(Dataset rows describing interfaces)
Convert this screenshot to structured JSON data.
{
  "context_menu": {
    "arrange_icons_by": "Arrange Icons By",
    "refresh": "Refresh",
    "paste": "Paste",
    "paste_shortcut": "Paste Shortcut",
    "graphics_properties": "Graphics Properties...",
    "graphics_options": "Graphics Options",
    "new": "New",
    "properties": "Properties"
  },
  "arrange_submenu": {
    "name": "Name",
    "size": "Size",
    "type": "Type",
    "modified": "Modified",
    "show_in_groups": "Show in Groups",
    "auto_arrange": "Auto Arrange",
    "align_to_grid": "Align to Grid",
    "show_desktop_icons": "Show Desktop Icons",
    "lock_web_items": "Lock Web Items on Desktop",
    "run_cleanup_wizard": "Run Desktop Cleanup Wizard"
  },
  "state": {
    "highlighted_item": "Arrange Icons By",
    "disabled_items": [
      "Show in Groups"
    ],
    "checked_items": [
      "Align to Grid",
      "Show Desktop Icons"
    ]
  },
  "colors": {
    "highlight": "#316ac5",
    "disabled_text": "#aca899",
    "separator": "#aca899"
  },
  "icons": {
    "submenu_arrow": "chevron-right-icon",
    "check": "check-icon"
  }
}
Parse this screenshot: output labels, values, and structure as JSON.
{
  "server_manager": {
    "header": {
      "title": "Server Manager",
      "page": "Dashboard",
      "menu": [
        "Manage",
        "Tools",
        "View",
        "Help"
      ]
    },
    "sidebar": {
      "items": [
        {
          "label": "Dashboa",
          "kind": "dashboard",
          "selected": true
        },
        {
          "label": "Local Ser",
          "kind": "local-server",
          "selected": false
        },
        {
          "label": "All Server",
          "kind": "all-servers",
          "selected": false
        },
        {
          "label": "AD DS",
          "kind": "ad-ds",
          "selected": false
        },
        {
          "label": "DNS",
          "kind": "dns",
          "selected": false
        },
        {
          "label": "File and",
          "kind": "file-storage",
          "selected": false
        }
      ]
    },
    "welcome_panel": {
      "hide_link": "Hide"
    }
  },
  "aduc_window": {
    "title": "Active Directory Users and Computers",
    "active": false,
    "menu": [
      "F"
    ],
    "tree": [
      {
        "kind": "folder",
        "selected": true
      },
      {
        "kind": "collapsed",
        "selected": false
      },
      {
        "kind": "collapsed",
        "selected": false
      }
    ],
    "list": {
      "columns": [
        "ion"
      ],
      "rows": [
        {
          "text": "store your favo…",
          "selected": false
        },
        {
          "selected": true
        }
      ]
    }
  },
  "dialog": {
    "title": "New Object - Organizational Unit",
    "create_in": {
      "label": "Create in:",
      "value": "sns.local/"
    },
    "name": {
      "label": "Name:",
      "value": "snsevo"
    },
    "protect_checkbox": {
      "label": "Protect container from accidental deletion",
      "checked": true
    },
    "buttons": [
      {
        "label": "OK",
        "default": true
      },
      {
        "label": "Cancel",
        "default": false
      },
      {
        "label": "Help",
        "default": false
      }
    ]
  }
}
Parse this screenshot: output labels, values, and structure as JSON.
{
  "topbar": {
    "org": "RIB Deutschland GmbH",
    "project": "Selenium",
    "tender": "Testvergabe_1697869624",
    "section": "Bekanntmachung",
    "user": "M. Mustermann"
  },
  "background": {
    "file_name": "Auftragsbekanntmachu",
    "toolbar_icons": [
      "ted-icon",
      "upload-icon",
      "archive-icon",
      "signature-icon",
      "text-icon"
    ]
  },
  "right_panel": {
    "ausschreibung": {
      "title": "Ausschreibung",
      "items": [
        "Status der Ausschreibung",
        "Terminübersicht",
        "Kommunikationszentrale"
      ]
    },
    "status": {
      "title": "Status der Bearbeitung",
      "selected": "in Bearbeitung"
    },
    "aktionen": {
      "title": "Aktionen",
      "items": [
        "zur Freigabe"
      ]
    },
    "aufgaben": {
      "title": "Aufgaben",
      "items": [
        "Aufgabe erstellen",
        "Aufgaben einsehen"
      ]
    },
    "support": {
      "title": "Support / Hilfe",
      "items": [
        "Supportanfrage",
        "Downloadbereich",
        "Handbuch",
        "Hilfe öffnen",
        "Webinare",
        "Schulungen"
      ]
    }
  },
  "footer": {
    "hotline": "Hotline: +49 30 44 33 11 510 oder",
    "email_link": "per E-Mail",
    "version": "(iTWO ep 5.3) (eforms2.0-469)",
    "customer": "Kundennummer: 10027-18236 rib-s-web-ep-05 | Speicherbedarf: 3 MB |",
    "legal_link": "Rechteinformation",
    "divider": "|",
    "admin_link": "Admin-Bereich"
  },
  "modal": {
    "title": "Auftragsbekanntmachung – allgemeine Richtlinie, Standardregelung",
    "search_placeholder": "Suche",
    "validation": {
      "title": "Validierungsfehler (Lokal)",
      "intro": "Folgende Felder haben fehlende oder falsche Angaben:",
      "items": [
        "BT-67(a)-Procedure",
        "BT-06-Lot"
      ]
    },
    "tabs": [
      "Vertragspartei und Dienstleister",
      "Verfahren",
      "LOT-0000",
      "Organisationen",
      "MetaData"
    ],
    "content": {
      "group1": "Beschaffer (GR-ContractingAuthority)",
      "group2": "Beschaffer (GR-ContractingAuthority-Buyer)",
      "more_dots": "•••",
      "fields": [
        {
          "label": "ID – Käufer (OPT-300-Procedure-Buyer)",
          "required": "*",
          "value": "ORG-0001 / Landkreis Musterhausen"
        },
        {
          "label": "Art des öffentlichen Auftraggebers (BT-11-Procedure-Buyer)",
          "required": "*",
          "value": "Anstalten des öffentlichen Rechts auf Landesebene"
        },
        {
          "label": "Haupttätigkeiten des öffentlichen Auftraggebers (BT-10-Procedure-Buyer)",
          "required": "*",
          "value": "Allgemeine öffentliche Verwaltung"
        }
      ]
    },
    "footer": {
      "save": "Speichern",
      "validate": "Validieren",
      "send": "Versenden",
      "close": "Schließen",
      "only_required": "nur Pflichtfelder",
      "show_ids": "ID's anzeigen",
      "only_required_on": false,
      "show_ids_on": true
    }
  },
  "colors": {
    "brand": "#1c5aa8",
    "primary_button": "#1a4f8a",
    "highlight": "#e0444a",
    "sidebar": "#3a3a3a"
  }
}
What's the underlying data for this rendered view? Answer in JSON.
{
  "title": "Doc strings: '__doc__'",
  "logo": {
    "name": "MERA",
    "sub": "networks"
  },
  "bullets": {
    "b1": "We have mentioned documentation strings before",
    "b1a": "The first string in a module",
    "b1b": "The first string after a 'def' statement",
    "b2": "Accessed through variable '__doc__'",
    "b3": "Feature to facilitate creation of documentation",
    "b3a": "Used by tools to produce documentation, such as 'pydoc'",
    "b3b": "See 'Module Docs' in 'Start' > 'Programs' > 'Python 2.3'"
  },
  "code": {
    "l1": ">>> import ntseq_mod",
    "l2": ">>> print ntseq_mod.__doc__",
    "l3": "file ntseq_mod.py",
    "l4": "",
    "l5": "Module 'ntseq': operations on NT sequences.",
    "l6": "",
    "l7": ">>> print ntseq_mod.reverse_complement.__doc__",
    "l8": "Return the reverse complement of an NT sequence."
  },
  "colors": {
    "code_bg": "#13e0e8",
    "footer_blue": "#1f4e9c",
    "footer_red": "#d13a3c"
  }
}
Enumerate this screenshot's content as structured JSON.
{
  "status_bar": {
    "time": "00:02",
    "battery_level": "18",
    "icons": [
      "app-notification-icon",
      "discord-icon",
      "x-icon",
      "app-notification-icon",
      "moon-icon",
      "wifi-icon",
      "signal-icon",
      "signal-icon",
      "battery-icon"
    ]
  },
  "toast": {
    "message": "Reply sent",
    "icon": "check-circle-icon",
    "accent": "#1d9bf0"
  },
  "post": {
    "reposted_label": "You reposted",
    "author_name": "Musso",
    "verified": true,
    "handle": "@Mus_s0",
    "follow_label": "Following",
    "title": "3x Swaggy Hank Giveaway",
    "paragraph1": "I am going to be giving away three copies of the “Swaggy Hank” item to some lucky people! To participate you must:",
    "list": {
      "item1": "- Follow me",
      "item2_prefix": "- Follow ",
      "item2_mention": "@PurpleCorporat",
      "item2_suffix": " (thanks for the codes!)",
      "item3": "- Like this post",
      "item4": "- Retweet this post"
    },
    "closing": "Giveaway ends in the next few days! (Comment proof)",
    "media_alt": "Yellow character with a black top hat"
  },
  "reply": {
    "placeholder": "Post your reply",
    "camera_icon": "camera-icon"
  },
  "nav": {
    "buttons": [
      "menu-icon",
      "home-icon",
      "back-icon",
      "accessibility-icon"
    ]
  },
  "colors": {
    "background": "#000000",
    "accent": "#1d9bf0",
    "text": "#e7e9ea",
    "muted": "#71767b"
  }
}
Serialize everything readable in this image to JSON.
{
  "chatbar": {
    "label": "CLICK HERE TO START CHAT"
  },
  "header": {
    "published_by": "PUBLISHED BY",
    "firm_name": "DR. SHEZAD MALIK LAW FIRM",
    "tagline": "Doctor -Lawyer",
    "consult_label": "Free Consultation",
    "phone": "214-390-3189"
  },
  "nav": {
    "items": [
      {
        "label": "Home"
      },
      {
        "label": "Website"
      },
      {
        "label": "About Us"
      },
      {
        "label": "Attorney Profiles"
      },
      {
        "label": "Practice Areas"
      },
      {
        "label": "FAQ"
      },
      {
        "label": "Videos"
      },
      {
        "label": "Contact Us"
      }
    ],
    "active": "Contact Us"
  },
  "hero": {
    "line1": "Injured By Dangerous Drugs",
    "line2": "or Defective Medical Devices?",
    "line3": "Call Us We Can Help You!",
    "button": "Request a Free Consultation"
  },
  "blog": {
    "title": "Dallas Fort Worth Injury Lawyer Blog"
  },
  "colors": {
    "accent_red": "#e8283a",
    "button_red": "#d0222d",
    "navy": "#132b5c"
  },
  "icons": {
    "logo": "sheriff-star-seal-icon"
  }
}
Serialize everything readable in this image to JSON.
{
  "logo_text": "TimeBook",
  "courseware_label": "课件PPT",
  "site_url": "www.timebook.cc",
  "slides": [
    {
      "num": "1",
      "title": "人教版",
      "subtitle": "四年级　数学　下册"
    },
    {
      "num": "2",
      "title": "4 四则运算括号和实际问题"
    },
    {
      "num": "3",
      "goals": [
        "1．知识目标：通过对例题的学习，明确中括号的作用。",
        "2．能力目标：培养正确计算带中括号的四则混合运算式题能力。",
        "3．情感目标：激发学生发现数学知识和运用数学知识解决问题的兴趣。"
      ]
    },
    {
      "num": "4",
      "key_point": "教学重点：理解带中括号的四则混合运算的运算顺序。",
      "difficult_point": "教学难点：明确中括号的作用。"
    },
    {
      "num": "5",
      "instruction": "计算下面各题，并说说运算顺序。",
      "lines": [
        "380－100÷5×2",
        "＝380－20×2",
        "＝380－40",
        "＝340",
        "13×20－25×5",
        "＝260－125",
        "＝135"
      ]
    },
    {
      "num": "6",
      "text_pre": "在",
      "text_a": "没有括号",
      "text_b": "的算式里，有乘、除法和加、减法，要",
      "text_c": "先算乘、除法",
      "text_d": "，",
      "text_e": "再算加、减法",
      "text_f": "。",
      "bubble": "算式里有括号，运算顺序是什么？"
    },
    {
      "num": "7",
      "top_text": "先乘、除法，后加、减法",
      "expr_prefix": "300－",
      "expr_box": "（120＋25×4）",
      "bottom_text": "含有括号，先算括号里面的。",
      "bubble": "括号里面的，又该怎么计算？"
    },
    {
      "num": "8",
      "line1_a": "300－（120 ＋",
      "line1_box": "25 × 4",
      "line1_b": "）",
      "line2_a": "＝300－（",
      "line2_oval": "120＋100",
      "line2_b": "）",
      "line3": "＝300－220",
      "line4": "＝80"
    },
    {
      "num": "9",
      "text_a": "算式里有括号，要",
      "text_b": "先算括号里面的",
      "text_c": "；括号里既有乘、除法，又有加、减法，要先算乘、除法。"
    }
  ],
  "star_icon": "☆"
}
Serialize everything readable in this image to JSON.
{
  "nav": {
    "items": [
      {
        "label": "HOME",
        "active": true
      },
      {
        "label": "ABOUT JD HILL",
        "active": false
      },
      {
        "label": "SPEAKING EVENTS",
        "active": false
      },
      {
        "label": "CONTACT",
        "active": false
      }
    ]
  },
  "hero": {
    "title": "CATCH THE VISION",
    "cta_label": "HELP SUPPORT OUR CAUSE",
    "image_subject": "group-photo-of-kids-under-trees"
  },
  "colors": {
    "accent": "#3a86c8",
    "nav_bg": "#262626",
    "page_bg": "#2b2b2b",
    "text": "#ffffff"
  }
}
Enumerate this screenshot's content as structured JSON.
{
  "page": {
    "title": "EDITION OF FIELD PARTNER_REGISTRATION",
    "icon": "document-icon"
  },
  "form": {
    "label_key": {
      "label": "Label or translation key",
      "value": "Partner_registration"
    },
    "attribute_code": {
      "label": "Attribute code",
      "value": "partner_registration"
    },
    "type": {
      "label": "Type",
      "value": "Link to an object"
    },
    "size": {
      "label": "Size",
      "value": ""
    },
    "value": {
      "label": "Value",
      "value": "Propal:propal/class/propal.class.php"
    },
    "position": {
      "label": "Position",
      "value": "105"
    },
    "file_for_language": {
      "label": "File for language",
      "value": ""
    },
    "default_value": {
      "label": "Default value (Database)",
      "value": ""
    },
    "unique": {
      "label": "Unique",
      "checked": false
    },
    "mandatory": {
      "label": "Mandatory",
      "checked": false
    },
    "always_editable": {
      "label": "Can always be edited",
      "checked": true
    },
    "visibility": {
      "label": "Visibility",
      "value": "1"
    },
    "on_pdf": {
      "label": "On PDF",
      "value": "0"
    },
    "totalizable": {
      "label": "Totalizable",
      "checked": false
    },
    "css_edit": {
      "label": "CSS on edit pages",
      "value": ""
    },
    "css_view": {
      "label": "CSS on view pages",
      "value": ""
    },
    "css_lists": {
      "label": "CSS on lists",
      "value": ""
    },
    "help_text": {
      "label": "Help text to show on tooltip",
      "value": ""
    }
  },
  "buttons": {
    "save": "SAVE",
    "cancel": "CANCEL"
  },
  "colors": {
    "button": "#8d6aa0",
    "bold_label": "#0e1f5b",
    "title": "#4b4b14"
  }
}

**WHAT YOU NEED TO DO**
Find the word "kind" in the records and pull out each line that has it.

**WRITTEN RESPONSE**
          "kind": "dashboard",
          "kind": "local-server",
          "kind": "all-servers",
          "kind": "ad-ds",
          "kind": "dns",
          "kind": "file-storage",
        "kind": "folder",
        "kind": "collapsed",
        "kind": "collapsed",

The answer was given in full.